» WHAT THE TASK ASKS
As you look over the data below, please find each line where the word "prospects" appears, then copy it.

» MATERIAL PROVIDED
::::
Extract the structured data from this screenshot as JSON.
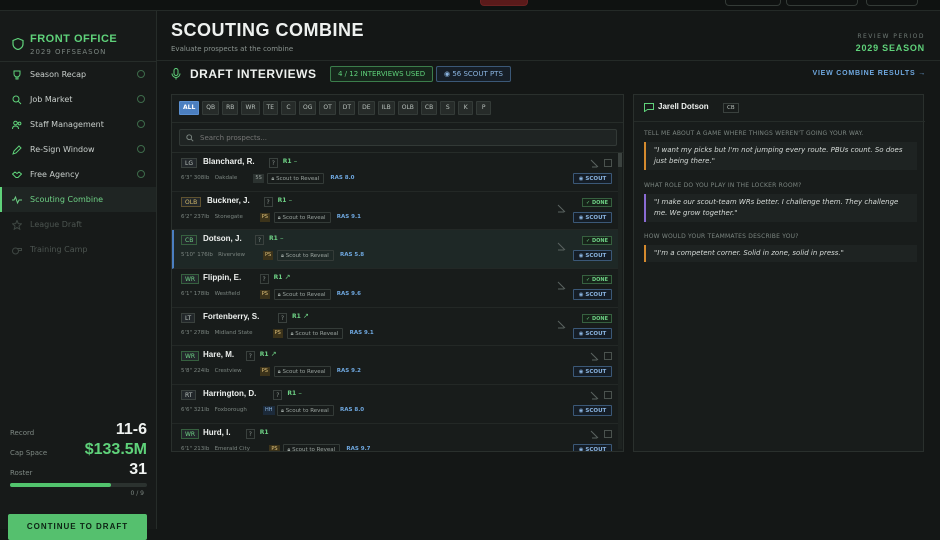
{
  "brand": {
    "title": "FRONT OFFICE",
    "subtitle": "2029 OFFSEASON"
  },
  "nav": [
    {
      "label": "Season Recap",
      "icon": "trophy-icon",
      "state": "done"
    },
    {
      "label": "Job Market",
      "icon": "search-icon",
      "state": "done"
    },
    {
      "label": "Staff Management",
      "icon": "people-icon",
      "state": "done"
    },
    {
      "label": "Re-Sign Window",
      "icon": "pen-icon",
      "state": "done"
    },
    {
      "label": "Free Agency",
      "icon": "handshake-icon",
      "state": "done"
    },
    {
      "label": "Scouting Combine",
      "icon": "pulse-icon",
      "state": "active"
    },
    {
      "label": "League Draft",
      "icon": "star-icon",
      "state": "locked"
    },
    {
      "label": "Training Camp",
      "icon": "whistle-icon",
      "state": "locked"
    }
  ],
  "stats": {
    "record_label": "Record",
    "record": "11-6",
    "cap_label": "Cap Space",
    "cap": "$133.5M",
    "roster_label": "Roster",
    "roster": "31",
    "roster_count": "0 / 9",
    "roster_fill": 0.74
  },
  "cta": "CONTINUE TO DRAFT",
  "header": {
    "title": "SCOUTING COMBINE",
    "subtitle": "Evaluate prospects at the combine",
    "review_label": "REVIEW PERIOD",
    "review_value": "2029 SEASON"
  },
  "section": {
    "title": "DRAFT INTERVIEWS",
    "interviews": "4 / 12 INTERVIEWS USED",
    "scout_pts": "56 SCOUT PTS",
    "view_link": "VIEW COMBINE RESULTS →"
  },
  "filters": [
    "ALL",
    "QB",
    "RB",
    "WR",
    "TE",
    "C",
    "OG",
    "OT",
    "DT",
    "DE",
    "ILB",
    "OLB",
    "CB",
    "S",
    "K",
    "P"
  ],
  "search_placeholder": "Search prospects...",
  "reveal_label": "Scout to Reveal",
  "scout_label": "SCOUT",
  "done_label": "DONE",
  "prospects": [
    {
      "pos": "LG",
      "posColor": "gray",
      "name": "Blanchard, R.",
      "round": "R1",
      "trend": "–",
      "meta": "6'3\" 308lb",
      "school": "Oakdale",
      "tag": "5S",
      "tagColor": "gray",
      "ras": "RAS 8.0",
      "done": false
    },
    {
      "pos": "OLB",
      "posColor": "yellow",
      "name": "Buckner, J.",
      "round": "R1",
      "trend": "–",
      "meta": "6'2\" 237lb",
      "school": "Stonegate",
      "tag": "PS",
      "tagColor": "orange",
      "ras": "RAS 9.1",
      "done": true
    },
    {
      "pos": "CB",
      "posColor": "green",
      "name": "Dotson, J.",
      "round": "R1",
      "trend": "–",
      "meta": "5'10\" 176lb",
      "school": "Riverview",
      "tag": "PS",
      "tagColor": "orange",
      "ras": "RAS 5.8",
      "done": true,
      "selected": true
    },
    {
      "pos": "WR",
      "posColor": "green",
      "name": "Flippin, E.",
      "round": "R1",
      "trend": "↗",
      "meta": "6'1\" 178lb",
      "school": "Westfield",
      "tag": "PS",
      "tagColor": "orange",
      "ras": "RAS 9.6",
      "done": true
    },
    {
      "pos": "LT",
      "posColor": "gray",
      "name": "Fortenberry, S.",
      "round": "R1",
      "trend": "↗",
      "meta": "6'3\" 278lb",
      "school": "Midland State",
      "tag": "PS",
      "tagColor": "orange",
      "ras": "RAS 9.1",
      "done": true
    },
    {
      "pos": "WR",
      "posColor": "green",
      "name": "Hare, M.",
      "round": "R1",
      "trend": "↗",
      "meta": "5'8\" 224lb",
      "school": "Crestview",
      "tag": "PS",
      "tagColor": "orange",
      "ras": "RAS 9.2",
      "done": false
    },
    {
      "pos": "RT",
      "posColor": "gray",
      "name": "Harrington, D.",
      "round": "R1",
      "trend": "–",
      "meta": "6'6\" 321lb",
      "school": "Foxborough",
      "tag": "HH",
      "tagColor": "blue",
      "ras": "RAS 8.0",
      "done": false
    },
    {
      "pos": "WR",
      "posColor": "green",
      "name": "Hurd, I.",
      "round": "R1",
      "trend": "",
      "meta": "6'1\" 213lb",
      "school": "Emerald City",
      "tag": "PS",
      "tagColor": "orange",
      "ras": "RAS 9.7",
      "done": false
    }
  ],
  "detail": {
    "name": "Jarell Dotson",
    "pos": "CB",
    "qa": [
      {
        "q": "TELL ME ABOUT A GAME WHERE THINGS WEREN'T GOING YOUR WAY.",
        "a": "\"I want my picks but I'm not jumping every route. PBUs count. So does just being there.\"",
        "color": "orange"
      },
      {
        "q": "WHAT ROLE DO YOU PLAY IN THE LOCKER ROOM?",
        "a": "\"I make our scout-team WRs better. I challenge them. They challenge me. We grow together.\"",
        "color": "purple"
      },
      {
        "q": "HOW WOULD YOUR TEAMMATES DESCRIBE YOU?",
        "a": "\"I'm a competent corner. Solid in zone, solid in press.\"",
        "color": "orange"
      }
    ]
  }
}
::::
» WRITTEN RESPONSE
    "subtitle": "Evaluate prospects at the combine",
  "search_placeholder": "Search prospects...",
  "prospects": [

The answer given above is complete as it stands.